# What needs to be done
The number of lines containing the word "ДЕЯТЕЛЬНОСТЬ" is all you should give; count them in the records below.

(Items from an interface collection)
____________________

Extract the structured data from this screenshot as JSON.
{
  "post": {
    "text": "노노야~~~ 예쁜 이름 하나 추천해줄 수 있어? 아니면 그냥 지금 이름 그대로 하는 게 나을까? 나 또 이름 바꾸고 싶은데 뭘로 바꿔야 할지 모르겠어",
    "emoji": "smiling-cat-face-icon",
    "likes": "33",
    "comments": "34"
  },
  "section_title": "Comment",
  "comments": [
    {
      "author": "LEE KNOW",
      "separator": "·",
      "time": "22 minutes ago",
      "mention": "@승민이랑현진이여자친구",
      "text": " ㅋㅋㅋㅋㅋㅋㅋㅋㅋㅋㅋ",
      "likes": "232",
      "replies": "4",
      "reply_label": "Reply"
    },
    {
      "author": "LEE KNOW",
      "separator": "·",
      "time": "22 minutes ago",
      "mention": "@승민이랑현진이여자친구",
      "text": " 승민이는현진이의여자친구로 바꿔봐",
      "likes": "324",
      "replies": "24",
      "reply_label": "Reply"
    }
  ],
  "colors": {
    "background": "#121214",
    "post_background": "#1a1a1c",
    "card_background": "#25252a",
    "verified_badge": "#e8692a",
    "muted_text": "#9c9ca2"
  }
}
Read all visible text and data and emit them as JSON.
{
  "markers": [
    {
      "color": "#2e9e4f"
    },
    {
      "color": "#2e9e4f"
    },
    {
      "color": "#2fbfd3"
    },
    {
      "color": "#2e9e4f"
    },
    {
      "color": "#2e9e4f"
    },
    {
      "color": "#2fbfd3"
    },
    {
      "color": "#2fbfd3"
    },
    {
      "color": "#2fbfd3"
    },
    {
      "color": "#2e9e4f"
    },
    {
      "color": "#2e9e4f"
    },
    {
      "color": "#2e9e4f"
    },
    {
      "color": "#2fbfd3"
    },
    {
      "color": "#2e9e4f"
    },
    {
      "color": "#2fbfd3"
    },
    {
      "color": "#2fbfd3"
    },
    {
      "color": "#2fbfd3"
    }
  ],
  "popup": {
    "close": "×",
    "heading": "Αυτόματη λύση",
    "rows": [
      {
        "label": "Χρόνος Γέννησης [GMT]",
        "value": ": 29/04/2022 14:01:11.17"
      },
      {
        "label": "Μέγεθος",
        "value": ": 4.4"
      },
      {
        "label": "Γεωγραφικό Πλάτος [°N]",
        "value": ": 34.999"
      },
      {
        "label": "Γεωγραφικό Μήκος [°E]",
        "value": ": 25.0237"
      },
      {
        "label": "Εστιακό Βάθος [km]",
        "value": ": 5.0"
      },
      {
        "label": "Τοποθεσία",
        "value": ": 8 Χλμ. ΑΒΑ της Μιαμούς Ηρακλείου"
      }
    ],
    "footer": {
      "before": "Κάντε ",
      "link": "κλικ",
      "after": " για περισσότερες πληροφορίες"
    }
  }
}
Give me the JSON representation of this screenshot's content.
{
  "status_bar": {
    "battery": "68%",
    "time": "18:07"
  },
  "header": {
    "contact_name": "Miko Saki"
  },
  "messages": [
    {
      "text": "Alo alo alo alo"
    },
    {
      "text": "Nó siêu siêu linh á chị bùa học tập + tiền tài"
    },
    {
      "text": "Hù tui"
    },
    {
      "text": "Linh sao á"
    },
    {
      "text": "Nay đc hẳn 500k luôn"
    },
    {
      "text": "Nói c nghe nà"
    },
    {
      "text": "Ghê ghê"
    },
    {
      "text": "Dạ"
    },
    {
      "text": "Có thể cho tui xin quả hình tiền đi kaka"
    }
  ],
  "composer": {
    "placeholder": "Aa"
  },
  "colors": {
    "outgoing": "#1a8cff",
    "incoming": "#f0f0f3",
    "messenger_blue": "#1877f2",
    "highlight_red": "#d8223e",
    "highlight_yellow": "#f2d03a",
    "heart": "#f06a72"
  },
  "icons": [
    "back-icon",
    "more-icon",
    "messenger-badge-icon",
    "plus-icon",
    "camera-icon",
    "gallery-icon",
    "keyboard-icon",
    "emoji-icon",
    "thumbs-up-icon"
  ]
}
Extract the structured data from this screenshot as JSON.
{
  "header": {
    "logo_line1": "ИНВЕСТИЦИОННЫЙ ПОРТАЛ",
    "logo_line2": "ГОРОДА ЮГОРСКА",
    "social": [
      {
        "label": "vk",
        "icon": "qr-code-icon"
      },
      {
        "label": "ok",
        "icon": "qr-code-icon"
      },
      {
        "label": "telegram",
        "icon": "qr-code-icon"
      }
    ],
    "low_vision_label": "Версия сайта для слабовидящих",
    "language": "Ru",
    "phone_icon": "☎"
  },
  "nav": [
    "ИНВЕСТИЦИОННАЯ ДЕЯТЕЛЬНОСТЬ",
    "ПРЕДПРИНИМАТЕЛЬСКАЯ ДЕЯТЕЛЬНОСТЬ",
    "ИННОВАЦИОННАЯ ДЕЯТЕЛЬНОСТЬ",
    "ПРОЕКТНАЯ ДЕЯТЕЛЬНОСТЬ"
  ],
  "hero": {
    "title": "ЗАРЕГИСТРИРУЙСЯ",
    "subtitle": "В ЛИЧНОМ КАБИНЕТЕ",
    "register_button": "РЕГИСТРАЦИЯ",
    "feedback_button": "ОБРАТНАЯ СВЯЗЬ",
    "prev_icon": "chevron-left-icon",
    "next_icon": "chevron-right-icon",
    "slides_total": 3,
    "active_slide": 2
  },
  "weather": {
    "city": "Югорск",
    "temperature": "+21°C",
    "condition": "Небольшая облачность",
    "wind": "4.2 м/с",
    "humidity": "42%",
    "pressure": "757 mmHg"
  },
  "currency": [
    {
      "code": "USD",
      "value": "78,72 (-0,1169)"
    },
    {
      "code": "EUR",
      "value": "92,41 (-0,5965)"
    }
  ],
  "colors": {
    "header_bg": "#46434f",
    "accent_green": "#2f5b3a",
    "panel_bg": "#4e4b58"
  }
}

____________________

# Result of the exercise
4